The Importance of Learning to Play Poker


Poker is a game of cards that requires a lot of concentration and skill. It also helps to develop critical thinking and logical reasoning. Players learn to pay attention to tells, changes in behavior, and other factors that can affect the outcome of a hand. This teaches them to be more aware of their surroundings, which can help them in other areas of their lives as well.

A good poker player must be able to calculate the odds of getting the cards they need for a strong hand. They must also be able to determine how much money they are at risk of losing by betting or calling. This type of math helps them make smart decisions at the table and increase their chances of winning. This skill set can be transferred to other areas of life and help them save money, make more informed decisions, and become better at their jobs.

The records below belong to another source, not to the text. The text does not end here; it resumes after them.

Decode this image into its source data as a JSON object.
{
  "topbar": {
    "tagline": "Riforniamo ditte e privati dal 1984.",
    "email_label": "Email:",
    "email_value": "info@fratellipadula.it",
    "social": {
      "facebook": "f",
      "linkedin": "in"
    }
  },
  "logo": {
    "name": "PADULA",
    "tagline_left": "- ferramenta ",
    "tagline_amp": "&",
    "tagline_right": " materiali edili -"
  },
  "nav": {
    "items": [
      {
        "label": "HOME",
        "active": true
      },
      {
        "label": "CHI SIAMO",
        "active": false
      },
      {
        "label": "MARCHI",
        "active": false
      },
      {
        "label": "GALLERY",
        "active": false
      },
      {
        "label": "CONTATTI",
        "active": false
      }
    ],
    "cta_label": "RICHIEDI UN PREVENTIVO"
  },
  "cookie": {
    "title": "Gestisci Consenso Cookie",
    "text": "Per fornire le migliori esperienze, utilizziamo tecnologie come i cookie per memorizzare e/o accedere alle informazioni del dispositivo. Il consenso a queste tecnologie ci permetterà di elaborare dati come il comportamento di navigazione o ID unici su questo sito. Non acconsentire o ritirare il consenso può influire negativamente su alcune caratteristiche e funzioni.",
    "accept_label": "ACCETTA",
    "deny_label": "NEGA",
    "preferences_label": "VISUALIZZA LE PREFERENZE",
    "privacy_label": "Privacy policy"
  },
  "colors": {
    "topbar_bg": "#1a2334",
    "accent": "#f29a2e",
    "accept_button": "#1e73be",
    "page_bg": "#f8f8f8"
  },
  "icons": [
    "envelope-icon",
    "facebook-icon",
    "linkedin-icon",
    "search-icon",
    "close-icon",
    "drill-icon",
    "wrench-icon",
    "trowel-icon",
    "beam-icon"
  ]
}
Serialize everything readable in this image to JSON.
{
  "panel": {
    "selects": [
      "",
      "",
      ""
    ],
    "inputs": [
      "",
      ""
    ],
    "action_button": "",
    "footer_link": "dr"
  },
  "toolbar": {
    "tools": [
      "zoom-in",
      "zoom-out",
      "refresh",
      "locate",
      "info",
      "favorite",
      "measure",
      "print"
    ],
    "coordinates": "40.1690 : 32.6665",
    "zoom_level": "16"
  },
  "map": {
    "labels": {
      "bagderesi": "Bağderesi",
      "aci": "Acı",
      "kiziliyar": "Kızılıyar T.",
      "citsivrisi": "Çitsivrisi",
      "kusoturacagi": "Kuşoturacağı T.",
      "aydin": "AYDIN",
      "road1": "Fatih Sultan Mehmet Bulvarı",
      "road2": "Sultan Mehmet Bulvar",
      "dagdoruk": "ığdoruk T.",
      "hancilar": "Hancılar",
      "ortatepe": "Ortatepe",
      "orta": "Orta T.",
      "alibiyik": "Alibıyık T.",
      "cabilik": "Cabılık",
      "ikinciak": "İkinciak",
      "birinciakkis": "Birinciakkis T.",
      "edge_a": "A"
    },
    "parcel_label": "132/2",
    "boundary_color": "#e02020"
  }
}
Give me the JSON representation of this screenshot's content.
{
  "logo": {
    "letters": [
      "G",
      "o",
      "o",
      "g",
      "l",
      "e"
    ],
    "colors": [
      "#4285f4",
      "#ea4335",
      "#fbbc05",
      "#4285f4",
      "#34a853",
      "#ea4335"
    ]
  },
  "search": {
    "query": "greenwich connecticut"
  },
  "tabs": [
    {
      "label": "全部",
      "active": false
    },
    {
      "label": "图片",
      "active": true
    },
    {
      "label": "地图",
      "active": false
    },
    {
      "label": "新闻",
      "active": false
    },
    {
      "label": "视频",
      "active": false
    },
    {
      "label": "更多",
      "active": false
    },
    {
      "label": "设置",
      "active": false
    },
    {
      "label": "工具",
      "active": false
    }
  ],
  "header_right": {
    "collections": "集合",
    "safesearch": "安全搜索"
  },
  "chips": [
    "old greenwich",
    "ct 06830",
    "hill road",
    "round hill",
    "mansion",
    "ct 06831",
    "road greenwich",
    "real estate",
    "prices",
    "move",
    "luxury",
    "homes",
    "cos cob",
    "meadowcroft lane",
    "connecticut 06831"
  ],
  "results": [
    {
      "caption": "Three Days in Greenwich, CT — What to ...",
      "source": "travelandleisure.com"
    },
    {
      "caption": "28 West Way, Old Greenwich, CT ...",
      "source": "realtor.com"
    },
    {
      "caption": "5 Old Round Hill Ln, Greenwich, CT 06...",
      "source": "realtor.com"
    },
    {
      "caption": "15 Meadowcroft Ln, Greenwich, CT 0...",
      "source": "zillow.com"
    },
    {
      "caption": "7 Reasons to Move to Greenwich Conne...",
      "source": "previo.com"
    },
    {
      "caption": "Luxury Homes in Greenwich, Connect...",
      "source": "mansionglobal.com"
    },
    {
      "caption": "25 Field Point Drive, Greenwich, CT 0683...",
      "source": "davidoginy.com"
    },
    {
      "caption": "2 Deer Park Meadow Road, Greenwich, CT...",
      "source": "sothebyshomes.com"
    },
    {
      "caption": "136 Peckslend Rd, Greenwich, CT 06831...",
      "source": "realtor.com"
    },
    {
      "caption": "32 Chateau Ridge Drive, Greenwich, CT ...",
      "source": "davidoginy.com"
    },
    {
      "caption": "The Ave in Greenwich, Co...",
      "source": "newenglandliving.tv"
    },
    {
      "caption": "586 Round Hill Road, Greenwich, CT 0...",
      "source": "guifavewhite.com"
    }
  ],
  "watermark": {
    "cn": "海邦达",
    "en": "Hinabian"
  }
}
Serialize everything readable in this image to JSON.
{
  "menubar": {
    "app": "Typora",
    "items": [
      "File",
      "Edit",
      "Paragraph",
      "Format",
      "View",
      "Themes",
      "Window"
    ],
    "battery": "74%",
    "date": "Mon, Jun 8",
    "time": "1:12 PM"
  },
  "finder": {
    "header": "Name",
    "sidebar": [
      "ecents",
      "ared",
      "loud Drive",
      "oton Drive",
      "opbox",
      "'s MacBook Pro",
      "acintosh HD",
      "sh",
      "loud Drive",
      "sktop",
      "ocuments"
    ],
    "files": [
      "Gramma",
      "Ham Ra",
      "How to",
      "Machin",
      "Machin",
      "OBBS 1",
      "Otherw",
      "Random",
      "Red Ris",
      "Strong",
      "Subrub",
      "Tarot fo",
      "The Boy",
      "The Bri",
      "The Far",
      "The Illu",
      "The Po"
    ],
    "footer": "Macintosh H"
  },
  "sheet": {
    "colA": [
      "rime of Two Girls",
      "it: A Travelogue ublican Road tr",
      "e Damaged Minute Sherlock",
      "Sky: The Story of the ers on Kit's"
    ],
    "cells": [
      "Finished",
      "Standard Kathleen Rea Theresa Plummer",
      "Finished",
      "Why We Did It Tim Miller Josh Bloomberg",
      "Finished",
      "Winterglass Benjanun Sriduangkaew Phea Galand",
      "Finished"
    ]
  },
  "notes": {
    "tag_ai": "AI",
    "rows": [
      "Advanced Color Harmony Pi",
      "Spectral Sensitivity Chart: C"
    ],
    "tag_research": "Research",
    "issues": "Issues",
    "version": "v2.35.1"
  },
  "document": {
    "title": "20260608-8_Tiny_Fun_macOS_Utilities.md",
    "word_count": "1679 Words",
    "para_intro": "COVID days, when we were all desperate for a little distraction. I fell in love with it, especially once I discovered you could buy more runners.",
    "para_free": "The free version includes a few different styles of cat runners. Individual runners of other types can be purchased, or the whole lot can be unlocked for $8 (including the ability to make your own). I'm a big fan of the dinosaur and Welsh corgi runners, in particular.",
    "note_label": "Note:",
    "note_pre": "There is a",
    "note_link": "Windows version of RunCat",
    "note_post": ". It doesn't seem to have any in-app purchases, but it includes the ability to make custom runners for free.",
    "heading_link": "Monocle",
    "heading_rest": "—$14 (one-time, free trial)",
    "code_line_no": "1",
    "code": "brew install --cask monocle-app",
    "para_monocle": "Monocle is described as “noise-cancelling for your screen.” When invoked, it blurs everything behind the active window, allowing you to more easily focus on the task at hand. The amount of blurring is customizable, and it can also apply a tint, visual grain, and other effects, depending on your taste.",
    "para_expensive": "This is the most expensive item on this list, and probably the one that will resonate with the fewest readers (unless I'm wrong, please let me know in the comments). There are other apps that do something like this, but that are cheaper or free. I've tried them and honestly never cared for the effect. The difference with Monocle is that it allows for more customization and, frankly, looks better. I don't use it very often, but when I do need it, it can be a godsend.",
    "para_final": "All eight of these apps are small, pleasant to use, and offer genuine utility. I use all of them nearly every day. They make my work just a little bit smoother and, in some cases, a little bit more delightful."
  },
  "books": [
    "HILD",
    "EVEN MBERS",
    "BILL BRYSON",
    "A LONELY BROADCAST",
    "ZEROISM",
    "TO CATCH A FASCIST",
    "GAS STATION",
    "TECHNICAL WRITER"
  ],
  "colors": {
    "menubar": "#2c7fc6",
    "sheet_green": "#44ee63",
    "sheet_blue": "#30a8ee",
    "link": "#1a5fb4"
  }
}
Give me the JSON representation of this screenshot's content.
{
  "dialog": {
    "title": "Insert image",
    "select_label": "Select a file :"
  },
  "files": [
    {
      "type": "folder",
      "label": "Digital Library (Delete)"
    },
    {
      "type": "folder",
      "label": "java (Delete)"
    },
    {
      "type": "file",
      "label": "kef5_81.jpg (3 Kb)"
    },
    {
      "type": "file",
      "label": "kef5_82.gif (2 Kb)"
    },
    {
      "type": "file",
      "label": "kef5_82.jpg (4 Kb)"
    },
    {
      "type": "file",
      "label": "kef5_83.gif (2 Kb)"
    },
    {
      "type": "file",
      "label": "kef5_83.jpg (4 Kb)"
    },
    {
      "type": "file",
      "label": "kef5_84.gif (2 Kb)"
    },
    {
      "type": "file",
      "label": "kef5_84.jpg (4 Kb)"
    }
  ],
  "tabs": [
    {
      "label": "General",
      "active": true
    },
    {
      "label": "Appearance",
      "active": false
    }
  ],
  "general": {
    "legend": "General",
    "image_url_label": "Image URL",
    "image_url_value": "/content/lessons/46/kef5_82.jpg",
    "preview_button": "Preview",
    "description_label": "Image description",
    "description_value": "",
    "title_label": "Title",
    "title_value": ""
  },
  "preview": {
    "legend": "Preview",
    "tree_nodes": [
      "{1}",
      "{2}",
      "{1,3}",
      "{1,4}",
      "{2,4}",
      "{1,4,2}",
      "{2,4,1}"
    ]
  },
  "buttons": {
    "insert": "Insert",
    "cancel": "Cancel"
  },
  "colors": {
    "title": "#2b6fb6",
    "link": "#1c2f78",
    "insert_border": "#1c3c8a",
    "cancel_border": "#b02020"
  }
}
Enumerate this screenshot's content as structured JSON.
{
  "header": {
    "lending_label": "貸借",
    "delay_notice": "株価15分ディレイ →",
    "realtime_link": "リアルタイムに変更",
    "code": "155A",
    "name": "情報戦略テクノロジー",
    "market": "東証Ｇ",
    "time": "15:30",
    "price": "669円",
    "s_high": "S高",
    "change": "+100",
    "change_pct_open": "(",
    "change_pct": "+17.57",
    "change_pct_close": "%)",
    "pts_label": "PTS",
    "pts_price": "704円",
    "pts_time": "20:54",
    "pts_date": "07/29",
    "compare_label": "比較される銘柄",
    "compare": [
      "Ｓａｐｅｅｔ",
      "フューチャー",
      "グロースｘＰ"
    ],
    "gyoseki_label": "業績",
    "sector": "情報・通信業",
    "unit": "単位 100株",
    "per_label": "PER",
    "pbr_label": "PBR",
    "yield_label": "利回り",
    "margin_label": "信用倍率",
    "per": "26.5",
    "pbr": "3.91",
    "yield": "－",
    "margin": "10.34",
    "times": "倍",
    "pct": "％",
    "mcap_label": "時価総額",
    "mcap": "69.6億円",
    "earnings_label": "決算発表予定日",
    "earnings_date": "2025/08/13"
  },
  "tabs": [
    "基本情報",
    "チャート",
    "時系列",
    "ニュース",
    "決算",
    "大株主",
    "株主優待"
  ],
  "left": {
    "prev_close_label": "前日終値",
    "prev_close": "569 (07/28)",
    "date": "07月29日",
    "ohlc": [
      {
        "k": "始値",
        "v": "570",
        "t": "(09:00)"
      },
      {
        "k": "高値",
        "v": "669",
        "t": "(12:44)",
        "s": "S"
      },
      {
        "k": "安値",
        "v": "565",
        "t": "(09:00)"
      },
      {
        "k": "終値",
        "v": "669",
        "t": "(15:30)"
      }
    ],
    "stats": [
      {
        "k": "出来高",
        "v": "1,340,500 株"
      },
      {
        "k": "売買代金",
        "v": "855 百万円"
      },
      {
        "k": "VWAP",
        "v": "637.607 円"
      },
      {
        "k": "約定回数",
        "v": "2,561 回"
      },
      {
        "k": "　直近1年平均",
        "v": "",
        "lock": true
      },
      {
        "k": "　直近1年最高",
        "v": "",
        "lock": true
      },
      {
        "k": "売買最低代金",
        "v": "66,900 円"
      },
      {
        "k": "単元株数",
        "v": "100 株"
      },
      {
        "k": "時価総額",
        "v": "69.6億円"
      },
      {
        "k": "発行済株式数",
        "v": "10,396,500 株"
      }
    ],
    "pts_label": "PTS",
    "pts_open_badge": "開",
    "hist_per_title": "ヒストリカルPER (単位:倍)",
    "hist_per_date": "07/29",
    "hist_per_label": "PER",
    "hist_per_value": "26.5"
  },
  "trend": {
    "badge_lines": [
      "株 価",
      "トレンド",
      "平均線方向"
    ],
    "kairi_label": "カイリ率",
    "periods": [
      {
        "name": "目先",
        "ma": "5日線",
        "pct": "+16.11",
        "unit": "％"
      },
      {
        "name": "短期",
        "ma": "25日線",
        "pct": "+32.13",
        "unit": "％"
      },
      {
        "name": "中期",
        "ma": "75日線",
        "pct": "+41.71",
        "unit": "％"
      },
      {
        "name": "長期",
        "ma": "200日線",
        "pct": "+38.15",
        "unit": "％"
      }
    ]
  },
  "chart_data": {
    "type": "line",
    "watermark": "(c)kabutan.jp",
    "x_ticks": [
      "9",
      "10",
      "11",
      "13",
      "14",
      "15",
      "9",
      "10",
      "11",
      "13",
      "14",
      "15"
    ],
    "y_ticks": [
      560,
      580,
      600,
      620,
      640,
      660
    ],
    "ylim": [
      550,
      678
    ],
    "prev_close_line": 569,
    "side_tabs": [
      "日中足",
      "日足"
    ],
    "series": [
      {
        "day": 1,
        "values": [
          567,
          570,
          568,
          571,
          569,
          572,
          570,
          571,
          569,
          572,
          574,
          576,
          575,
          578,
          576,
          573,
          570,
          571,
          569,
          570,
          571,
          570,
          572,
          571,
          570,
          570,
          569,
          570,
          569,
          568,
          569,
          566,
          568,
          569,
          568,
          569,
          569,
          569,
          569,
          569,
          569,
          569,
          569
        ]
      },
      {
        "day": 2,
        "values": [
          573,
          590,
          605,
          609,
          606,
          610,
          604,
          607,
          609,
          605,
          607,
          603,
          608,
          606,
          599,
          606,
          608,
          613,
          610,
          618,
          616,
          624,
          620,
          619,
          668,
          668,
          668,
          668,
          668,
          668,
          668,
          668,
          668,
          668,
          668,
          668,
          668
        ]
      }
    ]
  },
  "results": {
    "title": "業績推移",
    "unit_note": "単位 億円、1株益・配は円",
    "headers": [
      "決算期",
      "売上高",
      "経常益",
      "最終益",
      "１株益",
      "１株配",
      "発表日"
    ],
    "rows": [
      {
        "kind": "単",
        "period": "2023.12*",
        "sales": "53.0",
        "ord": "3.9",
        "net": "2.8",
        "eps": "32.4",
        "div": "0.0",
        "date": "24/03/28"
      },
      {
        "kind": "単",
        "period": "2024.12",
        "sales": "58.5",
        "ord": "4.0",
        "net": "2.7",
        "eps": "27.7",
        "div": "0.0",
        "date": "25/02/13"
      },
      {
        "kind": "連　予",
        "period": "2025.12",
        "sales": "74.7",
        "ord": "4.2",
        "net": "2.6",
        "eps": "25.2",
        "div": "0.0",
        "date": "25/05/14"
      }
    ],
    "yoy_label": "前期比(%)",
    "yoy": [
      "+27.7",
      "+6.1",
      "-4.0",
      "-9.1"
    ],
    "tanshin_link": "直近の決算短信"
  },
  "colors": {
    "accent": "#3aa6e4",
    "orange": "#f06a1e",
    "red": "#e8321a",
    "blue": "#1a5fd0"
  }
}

Another important thing that poker teaches people is to be able to control their emotions. While there may be times when an unfiltered expression of emotion is justified, it’s important to keep your emotions in check as much as possible in order to be a successful poker player. This can help you keep your cool when faced with a challenging situation and prevent negative consequences.

Moreover, poker teaches players how to read other people’s body language and facial expressions. This is an essential skill to have, whether you are playing in a live casino or online. If a person is fidgeting or looks distracted, it might be a sign that they are nervous or uncomfortable. It’s important to be able to pick up on these subtle cues so you can determine whether or not you should call their bluff or fold.

A lot of people think that poker is a game of chance, but it is actually a game of skill. It is a strategy-based game, and if you know how to play it well, you can make a lot of money. It’s important to practice poker regularly in order to improve your skills and become a good player.

When you’re first starting out, it’s a good idea to stick with low stakes games to get a feel for the game. As you gain experience, you can start playing higher stakes games and try to win bigger pots. But remember to never bet more than you can afford to lose! This is how you can avoid making big mistakes that will cost you a fortune. You can even learn how to play free poker online to practice these skills and see if you’re ready for the real deal.

Posted in: Gambling